[Component data from apps and pages]
━━━━━━

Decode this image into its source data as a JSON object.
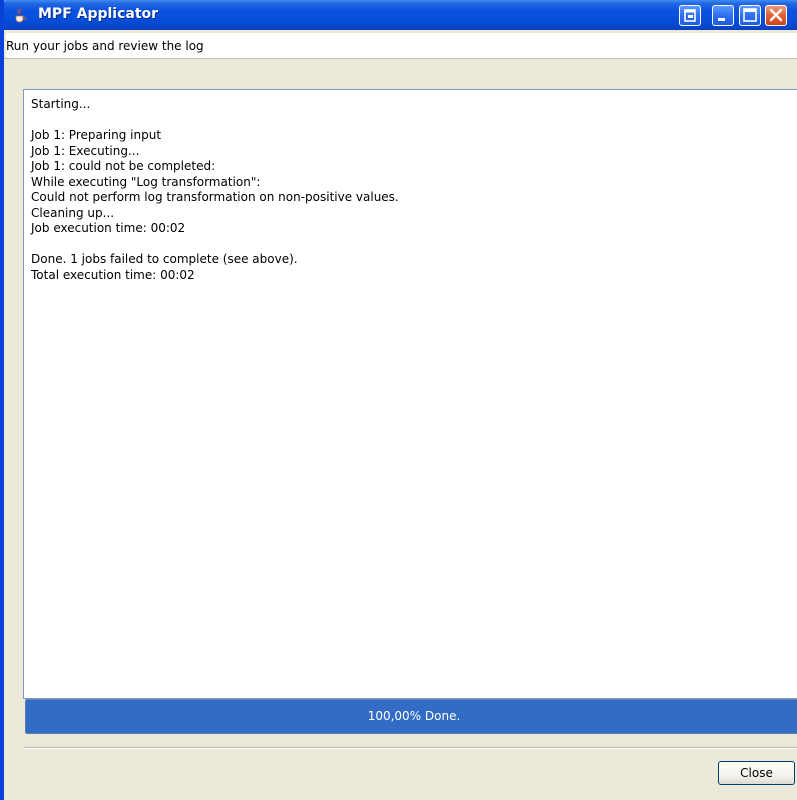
{
  "window": {
    "title": "MPF Applicator",
    "subtitle": "Run your jobs and review the log",
    "controls": [
      "maximize-alt-icon",
      "minimize-icon",
      "maximize-icon",
      "close-icon"
    ]
  },
  "log": {
    "lines": [
      "Starting...",
      "",
      "Job 1: Preparing input",
      "Job 1: Executing...",
      "Job 1: could not be completed:",
      "While executing \"Log transformation\":",
      "Could not perform log transformation on non-positive values.",
      "Cleaning up...",
      "Job execution time: 00:02",
      "",
      "Done. 1 jobs failed to complete (see above).",
      "Total execution time: 00:02"
    ]
  },
  "progress": {
    "value": 1.0,
    "label": "100,00% Done.",
    "color": "#336cc4"
  },
  "footer": {
    "close_label": "Close"
  },
  "colors": {
    "titlebar": "#0550dc",
    "window_bg": "#ece9d8",
    "log_border": "#7f9db9"
  }
}
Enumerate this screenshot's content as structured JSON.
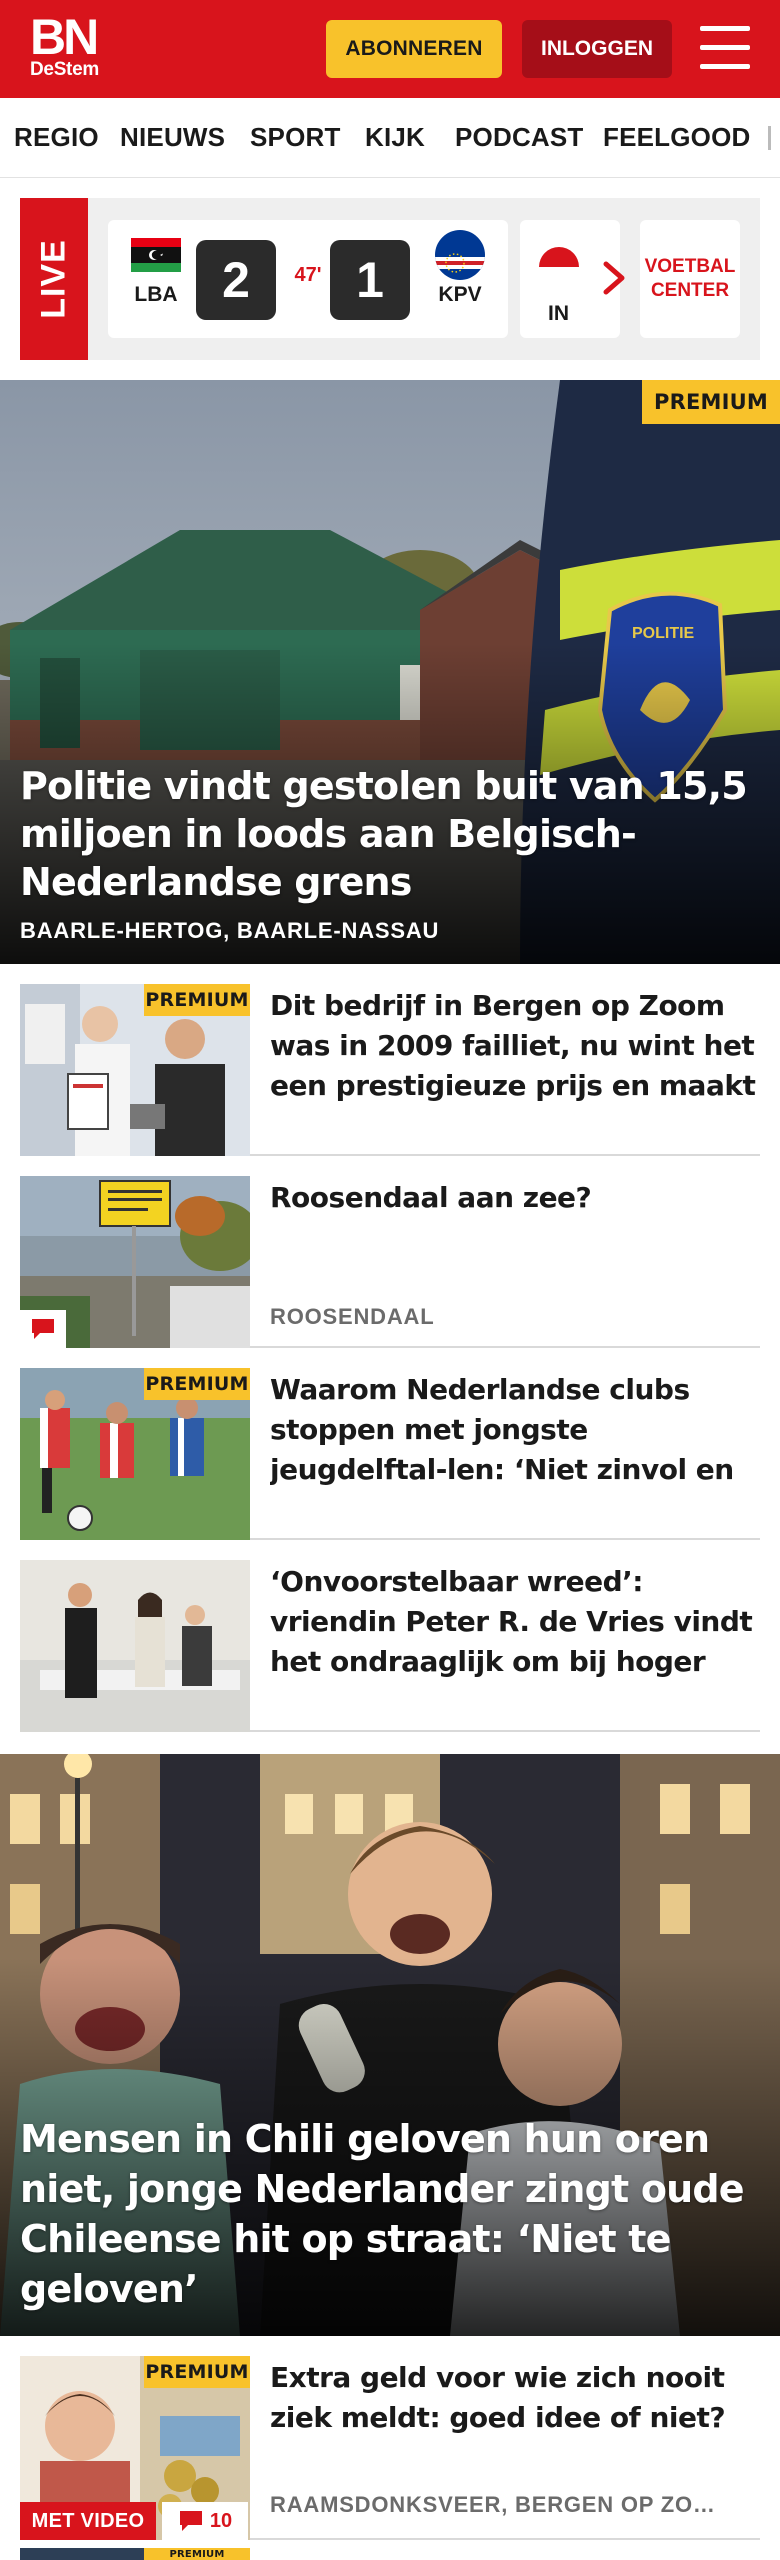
{
  "header": {
    "logo_main": "BN",
    "logo_sub": "DeStem",
    "subscribe_label": "ABONNEREN",
    "login_label": "INLOGGEN",
    "brand_color": "#d8141c"
  },
  "nav": {
    "items": [
      "REGIO",
      "NIEUWS",
      "SPORT",
      "KIJK",
      "PODCAST",
      "FEELGOOD"
    ]
  },
  "live": {
    "label": "LIVE",
    "match": {
      "home_code": "LBA",
      "home_score": "2",
      "minute": "47'",
      "away_score": "1",
      "away_code": "KPV"
    },
    "next_match_partial_code": "IN",
    "voetbal_center_label": "VOETBAL CENTER"
  },
  "hero": {
    "premium_label": "PREMIUM",
    "title": "Politie vindt gestolen buit van 15,5 miljoen in loods aan Belgisch-Nederlandse grens",
    "location": "BAARLE-HERTOG, BAARLE-NASSAU"
  },
  "articles": [
    {
      "premium_label": "PREMIUM",
      "title": "Dit bedrijf in Bergen op Zoom was in 2009 failliet, nu wint het een prestigieuze prijs en maakt het…",
      "location": ""
    },
    {
      "premium_label": "",
      "title": "Roosendaal aan zee?",
      "location": "ROOSENDAAL"
    },
    {
      "premium_label": "PREMIUM",
      "title": "Waarom Nederlandse clubs stoppen met jongste jeugdelftal-len: ‘Niet zinvol en sociaal niet…",
      "location": ""
    },
    {
      "premium_label": "",
      "title": "‘Onvoorstelbaar wreed’: vriendin Peter R. de Vries vindt het ondraaglijk om bij hoger beroep…",
      "location": ""
    }
  ],
  "hero2": {
    "title": "Mensen in Chili geloven hun oren niet, jonge Nederlander zingt oude Chileense hit op straat: ‘Niet te geloven’"
  },
  "article_video": {
    "premium_label": "PREMIUM",
    "title": "Extra geld voor wie zich nooit ziek meldt: goed idee of niet?",
    "location": "RAAMSDONKSVEER, BERGEN OP ZO…",
    "video_label": "MET VIDEO",
    "comment_count": "10"
  },
  "partial_next": {
    "premium_label": "PREMIUM"
  }
}
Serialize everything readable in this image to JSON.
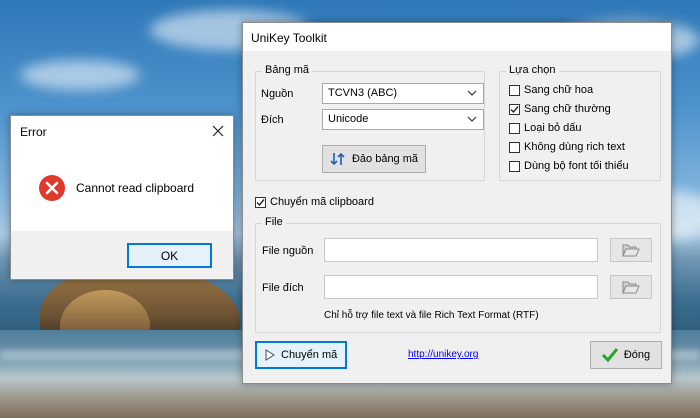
{
  "error_dialog": {
    "title": "Error",
    "message": "Cannot read clipboard",
    "ok_label": "OK"
  },
  "unikey": {
    "title": "UniKey Toolkit",
    "bang_ma": {
      "group_label": "Bảng mã",
      "source_label": "Nguồn",
      "source_value": "TCVN3 (ABC)",
      "target_label": "Đích",
      "target_value": "Unicode",
      "swap_label": "Đảo bảng mã"
    },
    "options": {
      "group_label": "Lựa chọn",
      "items": [
        {
          "label": "Sang chữ hoa",
          "checked": false
        },
        {
          "label": "Sang chữ thường",
          "checked": true
        },
        {
          "label": "Loại bỏ dấu",
          "checked": false
        },
        {
          "label": "Không dùng rich text",
          "checked": false
        },
        {
          "label": "Dùng bộ font tối thiểu",
          "checked": false
        }
      ]
    },
    "clipboard": {
      "label": "Chuyển mã clipboard",
      "checked": true
    },
    "file": {
      "group_label": "File",
      "source_label": "File nguồn",
      "source_value": "",
      "target_label": "File đích",
      "target_value": "",
      "note": "Chỉ hỗ trợ file text và file Rich Text Format (RTF)"
    },
    "convert_label": "Chuyển mã",
    "link": "http://unikey.org",
    "close_label": "Đóng"
  },
  "colors": {
    "error_red": "#e0392b",
    "focus_blue": "#0078d7",
    "check_green": "#2aa52a"
  }
}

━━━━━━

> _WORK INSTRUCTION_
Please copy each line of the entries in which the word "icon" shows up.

> _REPLY TO THE EXERCISE_
      "maximize-alt-icon",
      "minimize-icon",
      "maximize-icon",
      "close-icon"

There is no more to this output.